You too can be a part of building the future now with a MakerBot from Ponoko.
in-depth 13 part guide from Make:
Marc de Vinck just wrapped up an excellent and exhaustive step-by-step guide to building a MakerBot CupCake CNC. His 13 part article for Make: has been in the works for nearly a year, and the guide was finally finished today.
The documentary starts off with a little bit of the author’s background in CNC machining and then takes you through every step of putting together a fully functional CupCake CNC — from opening the box on the kitchen floor…
“The first thing I found was a nice letter from the MakerBot team and a couple of postcards. I’m going to keep these filed away in a safe place. Maybe one day I’ll be on the Antiques Roadshow and the host will let out a delighted *gasp* when I whip out my original, signed MakerBot Industries letter. Hey, you never know?!”
…to 3D printing a classic whistle in ABS plastic.
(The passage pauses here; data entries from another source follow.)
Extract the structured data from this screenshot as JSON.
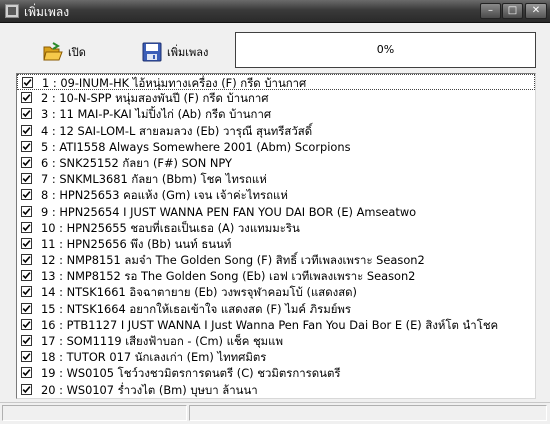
{
  "window": {
    "title": "เพิ่มเพลง"
  },
  "toolbar": {
    "open_label": "เปิด",
    "open_icon": "folder-open-icon",
    "add_label": "เพิ่มเพลง",
    "add_icon": "floppy-disk-icon"
  },
  "progress": {
    "text": "0%",
    "value": 0
  },
  "songs": [
    "1 : 09-INUM-HK ไอ้หนุ่มทางเครื่อง (F) กรีด บ้านกาศ",
    "2 : 10-N-SPP หนุ่มสองพันปี (F) กรีด บ้านกาศ",
    "3 : 11 MAI-P-KAI ไม่ปิ้งไก่ (Ab) กรีด บ้านกาศ",
    "4 : 12 SAI-LOM-L สายลมลวง (Eb) วารุณี สุนทรีสวัสดิ์",
    "5 : ATI1558 Always Somewhere 2001 (Abm) Scorpions",
    "6 : SNK25152 กัลยา (F#) SON NPY",
    "7 : SNKML3681 กัลยา  (Bbm) โชค ไทรถแห่",
    "8 : HPN25653 คอแห้ง  (Gm) เจน เจ้าค่ะไทรถแห่",
    "9 : HPN25654 I JUST WANNA PEN FAN YOU DAI BOR  (E) Amseatwo",
    "10 : HPN25655 ชอบที่เธอเป็นเธอ (A) วงแทมมะริน",
    "11 : HPN25656 พึง (Bb) นนท์ ธนนท์",
    "12 : NMP8151 ลมจ๋า The Golden Song (F) สิทธิ์ เวทีเพลงเพราะ Season2",
    "13 : NMP8152 รอ The Golden Song (Eb) เอฟ เวทีเพลงเพราะ Season2",
    "14 : NTSK1661 อิจฉาตายาย (Eb) วงพรจุฬาคอมโบ้ (แสดงสด)",
    "15 : NTSK1664 อยากให้เธอเข้าใจ แสดงสด (F) ไมค์ ภิรมย์พร",
    "16 : PTB1127 I JUST WANNA I Just Wanna Pen Fan You Dai Bor E (E) สิงห์โต นำโชค",
    "17 : SOM1119 เสียงฟ้าบอก - (Cm) แช็ค ชุมแพ",
    "18 : TUTOR 017 นักเลงเก่า (Em) ไททศมิตร",
    "19 : WS0105 โชว์วงชวมิตรการดนตรี (C) ชวมิตรการดนตรี",
    "20 : WS0107 ร่ำวงไต (Bm) บุษบา ล้านนา"
  ],
  "colors": {
    "titlebar": "#3a3a3a",
    "progress_fill": "#3b7bd4"
  }
}
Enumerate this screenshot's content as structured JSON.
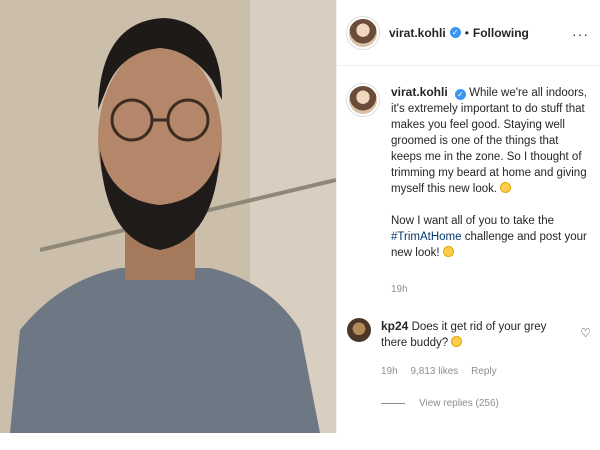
{
  "post": {
    "username": "virat.kohli",
    "verified_mark": "✓",
    "separator": "•",
    "follow_status": "Following",
    "more_options": "···"
  },
  "caption": {
    "username": "virat.kohli",
    "paragraph1": "While we're all indoors, it's extremely important to do stuff that makes you feel good. Staying well groomed is one of the things that keeps me in the zone. So I thought of trimming my beard at home and giving myself this new look.",
    "paragraph2_before": "Now I want all of you to take the ",
    "hashtag": "#TrimAtHome",
    "paragraph2_after": " challenge and post your new look!",
    "time": "19h"
  },
  "comment": {
    "username": "kp24",
    "text": "Does it get rid of your grey there buddy?",
    "time": "19h",
    "likes": "9,813 likes",
    "reply_label": "Reply",
    "view_replies": "View replies (256)"
  },
  "icons": {
    "heart": "♡"
  },
  "colors": {
    "verified_blue": "#3897f0",
    "hashtag": "#00376b",
    "muted": "#8e8e8e"
  }
}
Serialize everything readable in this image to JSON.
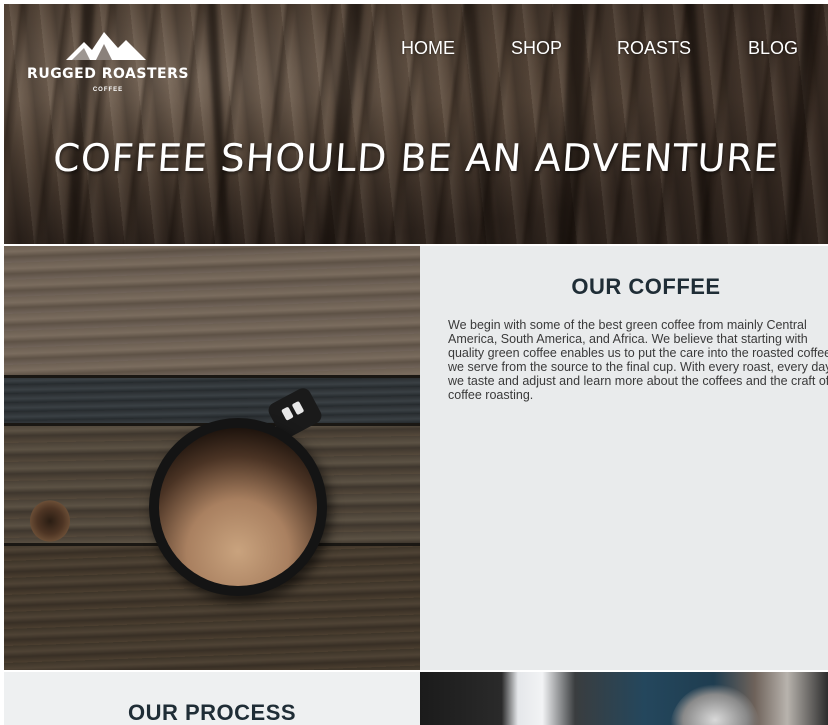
{
  "header": {
    "logo": {
      "name": "RUGGED ROASTERS",
      "subtitle": "COFFEE",
      "icon": "mountain-icon"
    },
    "nav": [
      {
        "label": "HOME"
      },
      {
        "label": "SHOP"
      },
      {
        "label": "ROASTS"
      },
      {
        "label": "BLOG"
      }
    ],
    "tagline": "COFFEE SHOULD BE AN ADVENTURE"
  },
  "our_coffee": {
    "heading": "OUR COFFEE",
    "body": "We begin with some of the best green coffee from mainly Central America, South America, and Africa. We believe that starting with quality green coffee enables us to put the care into the roasted coffee we serve from the source to the final cup. With every roast, every day, we taste and adjust and learn more about the coffees and the craft of coffee roasting."
  },
  "our_process": {
    "heading": "OUR PROCESS"
  },
  "colors": {
    "heading": "#1f2d36",
    "panel_bg": "#e9ebec",
    "nav_text": "#ffffff"
  }
}
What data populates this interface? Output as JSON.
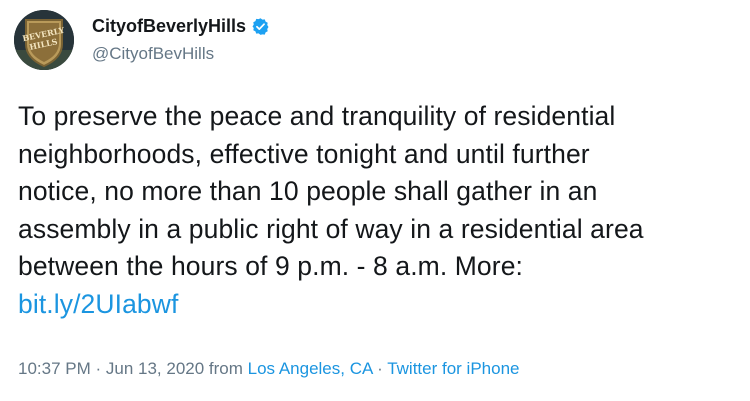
{
  "author": {
    "display_name": "CityofBeverlyHills",
    "handle": "@CityofBevHills",
    "verified": true,
    "avatar_icon": "beverly-hills-shield-logo"
  },
  "tweet": {
    "lines": [
      "To preserve the peace and tranquility of residential",
      "neighborhoods, effective tonight and until further",
      "notice, no more than 10 people shall gather in an",
      "assembly in a public right of way in a residential area",
      "between the hours of 9 p.m. - 8 a.m. More:"
    ],
    "link_text": "bit.ly/2UIabwf"
  },
  "meta": {
    "time_date": "10:37 PM · Jun 13, 2020 from ",
    "location": "Los Angeles, CA",
    "separator": " · ",
    "source": "Twitter for iPhone"
  },
  "colors": {
    "link": "#1b95e0",
    "muted": "#657786",
    "text": "#14171a",
    "verified_badge": "#1da1f2"
  }
}
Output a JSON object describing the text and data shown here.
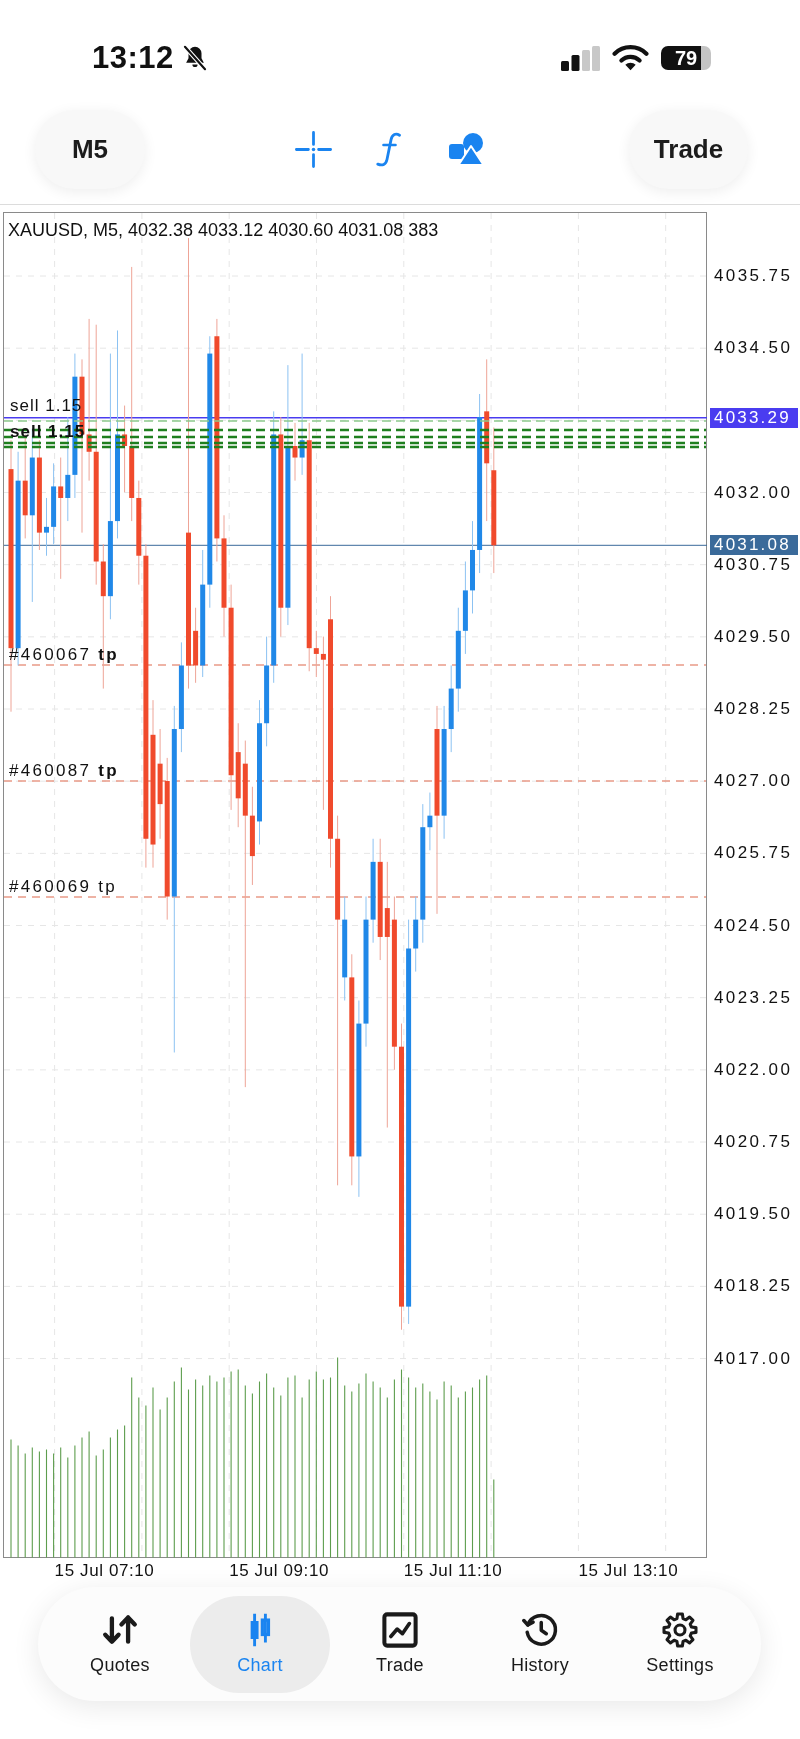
{
  "status_bar": {
    "time": "13:12",
    "battery": "79"
  },
  "toolbar": {
    "timeframe": "M5",
    "trade_button": "Trade"
  },
  "chart": {
    "header": "XAUUSD, M5, 4032.38 4033.12 4030.60 4031.08 383",
    "order_labels": [
      {
        "text": "sell 1.15",
        "kind": "single"
      },
      {
        "text": "sell 1.15",
        "kind": "stacked"
      }
    ],
    "tp_labels": [
      "#460067 **tp**",
      "#460087 **tp**",
      "#460069 tp"
    ],
    "price_tags": [
      {
        "text": "4033.29",
        "color": "#4a3cf0"
      },
      {
        "text": "4031.08",
        "color": "#3a6a9a"
      }
    ],
    "price_axis": [
      "4035.75",
      "4034.50",
      "4032.00",
      "4030.75",
      "4029.50",
      "4028.25",
      "4027.00",
      "4025.75",
      "4024.50",
      "4023.25",
      "4022.00",
      "4020.75",
      "4019.50",
      "4018.25",
      "4017.00"
    ],
    "time_axis": [
      "15 Jul 07:10",
      "15 Jul 09:10",
      "15 Jul 11:10",
      "15 Jul 13:10"
    ]
  },
  "nav": [
    {
      "label": "Quotes",
      "selected": false
    },
    {
      "label": "Chart",
      "selected": true
    },
    {
      "label": "Trade",
      "selected": false
    },
    {
      "label": "History",
      "selected": false
    },
    {
      "label": "Settings",
      "selected": false
    }
  ]
}
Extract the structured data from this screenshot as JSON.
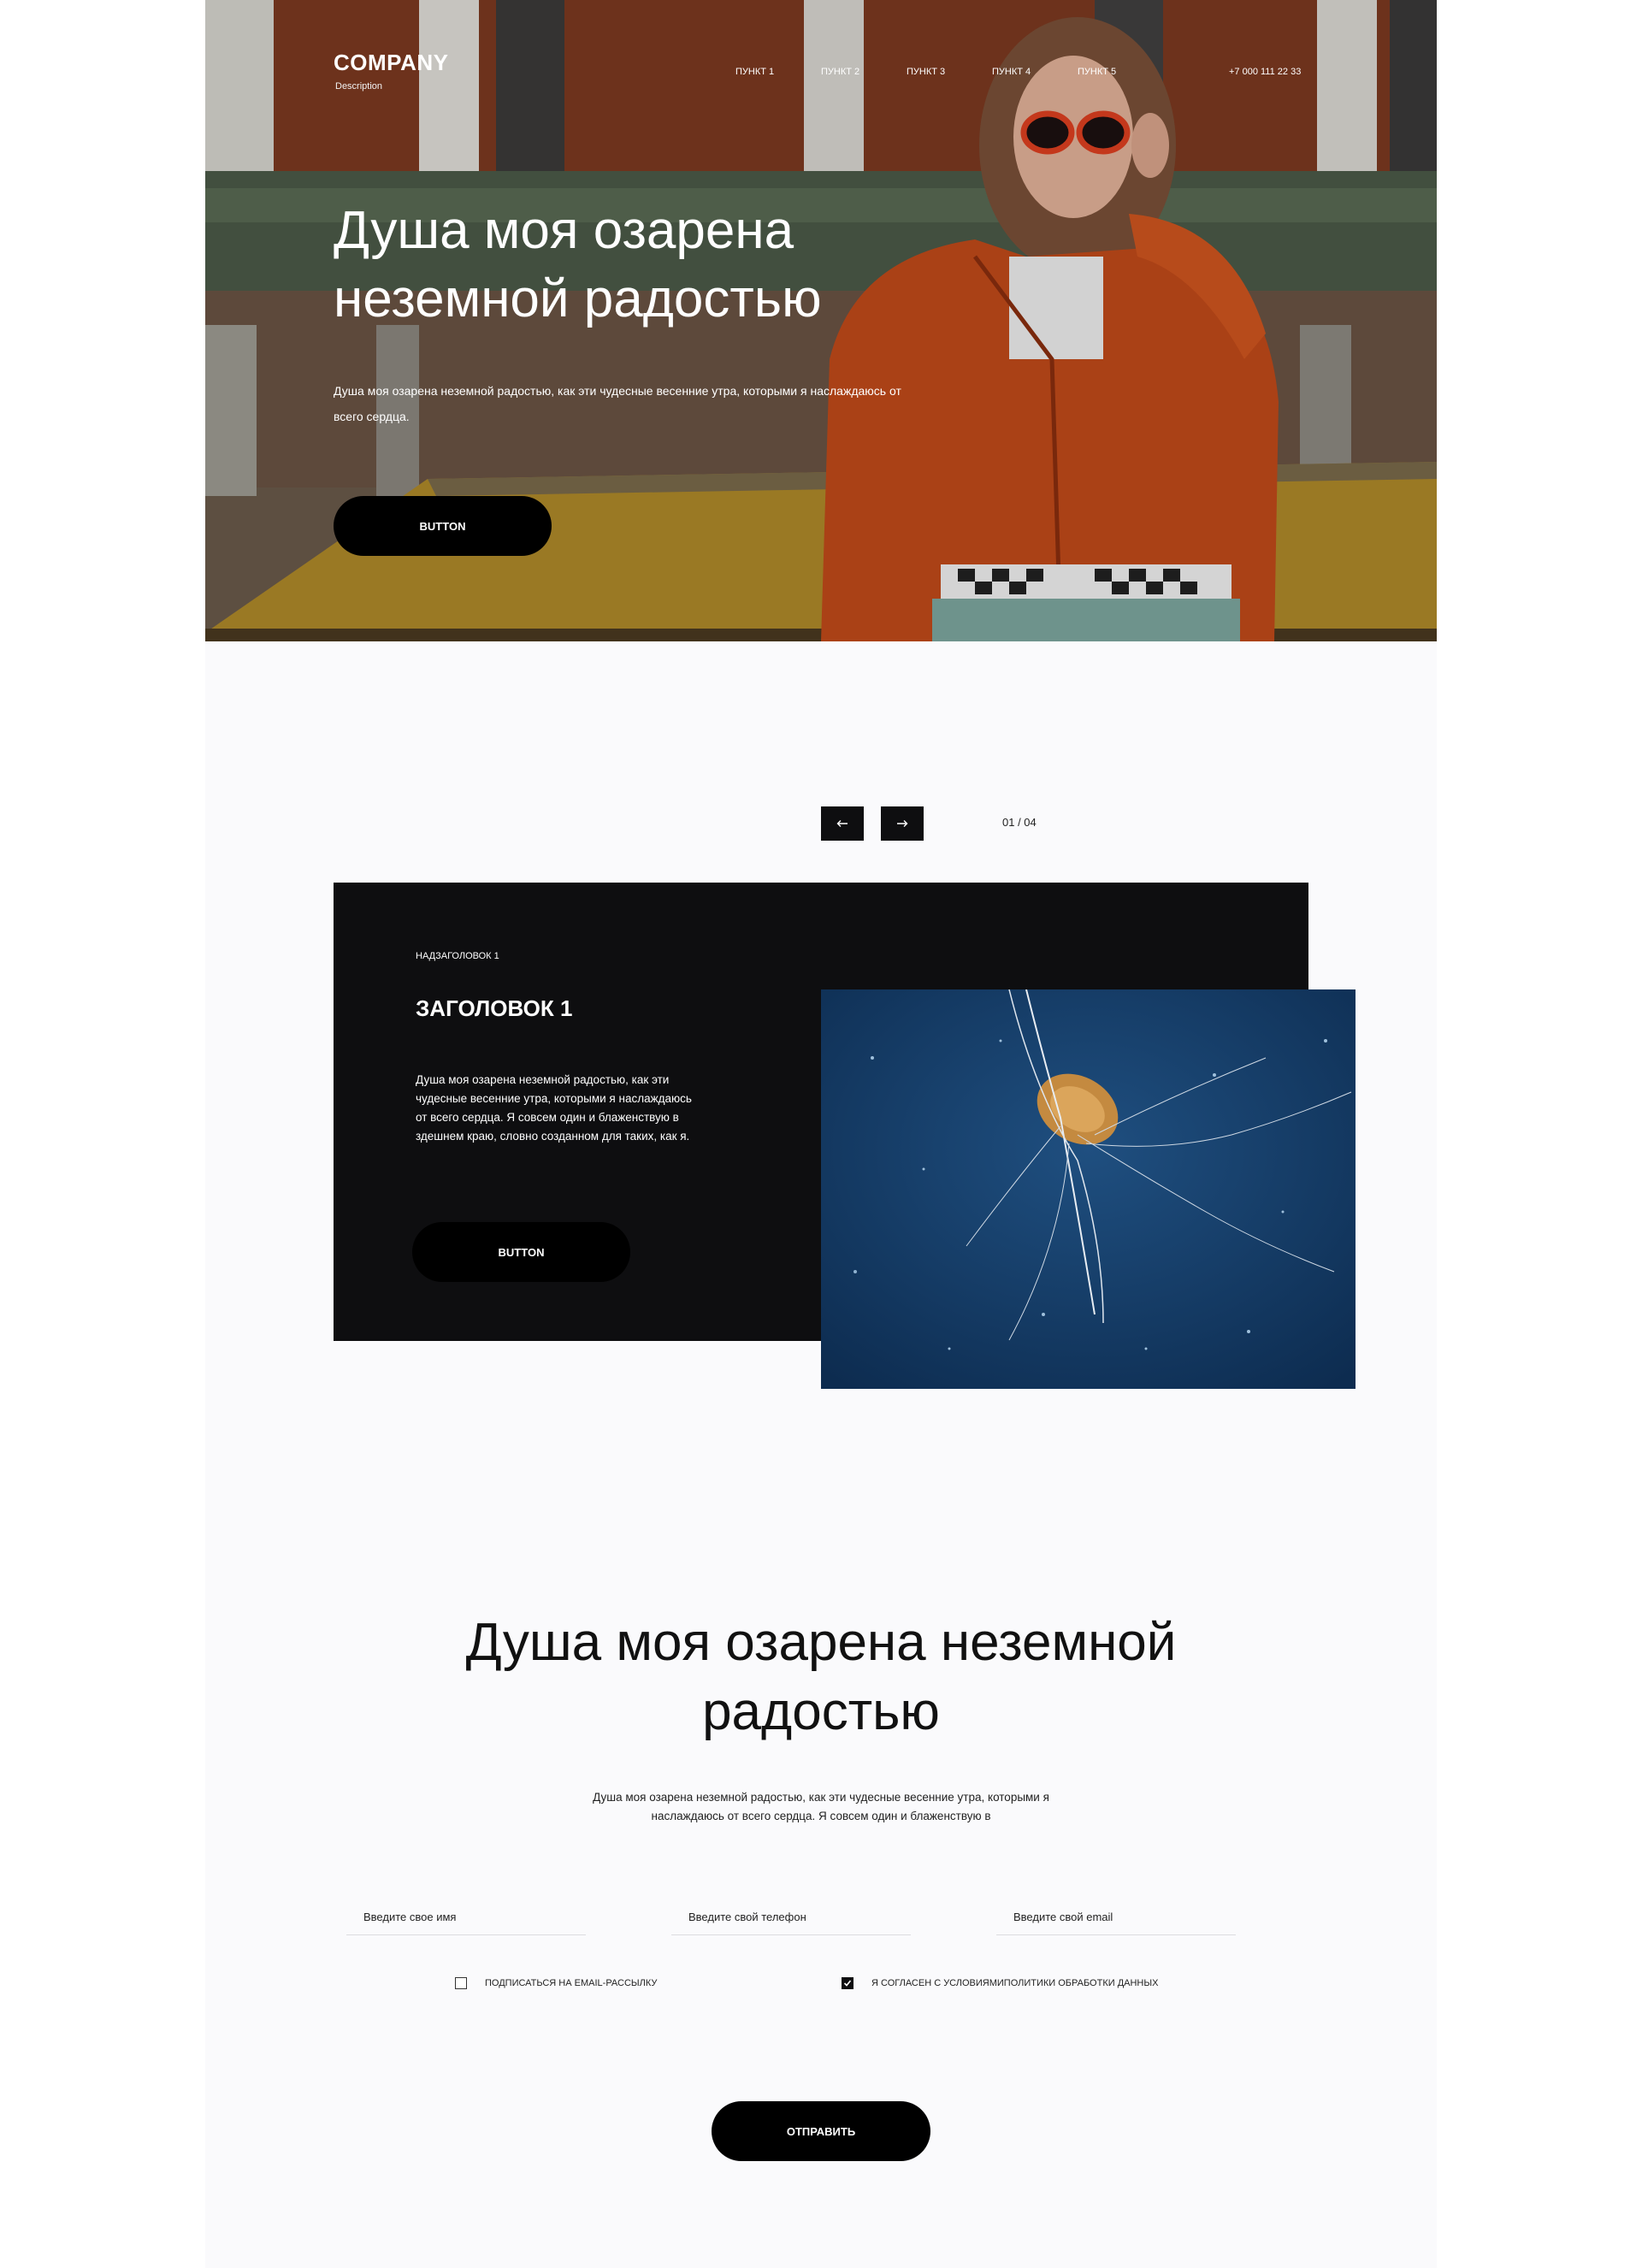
{
  "header": {
    "logo": "COMPANY",
    "description": "Description",
    "nav": [
      "ПУНКТ 1",
      "ПУНКТ 2",
      "ПУНКТ 3",
      "ПУНКТ 4",
      "ПУНКТ 5"
    ],
    "phone": "+7 000 111 22 33"
  },
  "hero": {
    "title": "Душа моя озарена неземной радостью",
    "text": "Душа моя озарена неземной радостью, как эти чудесные весенние утра, которыми я наслаждаюсь от всего сердца.",
    "button": "BUTTON"
  },
  "slider": {
    "counter": "01 / 04",
    "card": {
      "eyebrow": "НАДЗАГОЛОВОК 1",
      "title": "ЗАГОЛОВОК 1",
      "text": "Душа моя озарена неземной радостью, как эти чудесные весенние утра, которыми я наслаждаюсь от всего сердца. Я совсем один и блаженствую в здешнем краю, словно созданном для таких, как я.",
      "button": "BUTTON"
    }
  },
  "form": {
    "title": "Душа моя озарена неземной радостью",
    "text": "Душа моя озарена неземной радостью, как эти чудесные весенние утра, которыми я наслаждаюсь от всего сердца. Я совсем один и блаженствую в",
    "name_placeholder": "Введите свое имя",
    "phone_placeholder": "Введите свой телефон",
    "email_placeholder": "Введите свой email",
    "subscribe_label": "ПОДПИСАТЬСЯ НА EMAIL-РАССЫЛКУ",
    "subscribe_checked": false,
    "agree_label": "Я СОГЛАСЕН С УСЛОВИЯМИПОЛИТИКИ ОБРАБОТКИ ДАННЫХ",
    "agree_checked": true,
    "submit": "ОТПРАВИТЬ"
  },
  "icons": {
    "prev": "arrow-left-icon",
    "next": "arrow-right-icon",
    "check": "checkmark-icon"
  }
}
“Feeling confident, I proceeded to download the infamous whistle by Zaggo STL file. I fired up the printer, and in a few minutes, I had a whistle! Amazing!”
If you’ve been waiting for the right time to try out a CupCake for yourself, now would be that time. Not only do you have Vinck’s guide to walk you through the entire process, but the CupCake Starter Kit is now on sale for $649.
And don’t forget, all the files for the body of the printer are available for free in MakerBot’s Ponoko showroom and will cost you under $250 to cut with Ponoko. Save even more money by sourcing the electronics from the new hardware additions to our materials catalog.
via Make: & Marc de Vinck (t)
Drumroll please . . .
Makerbot has just announced the release of their new and improved 3D printer, the Thing-O-Matic. This printer will replace the CupCake as their flagship product (you can get the CupCake at a discount until they run out). The Thing-O-Matic claims to be fully automatic, extremely reliable, and easier to use with higher quality prints. Sounds pretty impressive!
From reading the press release on their blog, it looks like this printer is designed to need little to no intervention by the user once it’s set up. It’s still sold as a kit like all the Makerbots have been, but once assembled it appears to be plug-and-play. This, along with improved printing resolution, puts it a little bit closer to printers like the UP! 3D printer we recently reviewed, while staying a whole lot cheaper.
CLICK HERE for the Makerbot blog post with all the details.
CLICK HERE to purchase the Thing-O-Matic for $1,225.
The best price ever for a Cupcake 3D printer from Makerbot.
Yesterday Makerbot Industries announced a sale on all of their CupCake 3D printers, because of the upcoming release of a new 3D printer to replace the CupCake. This is a great opportunity to get an excellent 3D printer at bargain basement prices. Of course, if you absolutely must have the best of the best, then you may want to wait for the release of the new printer. Still, it’s hard to argue with this deal. They’re even including some major upgrades with the Ultimate package.
Read more about this great offer after the jump!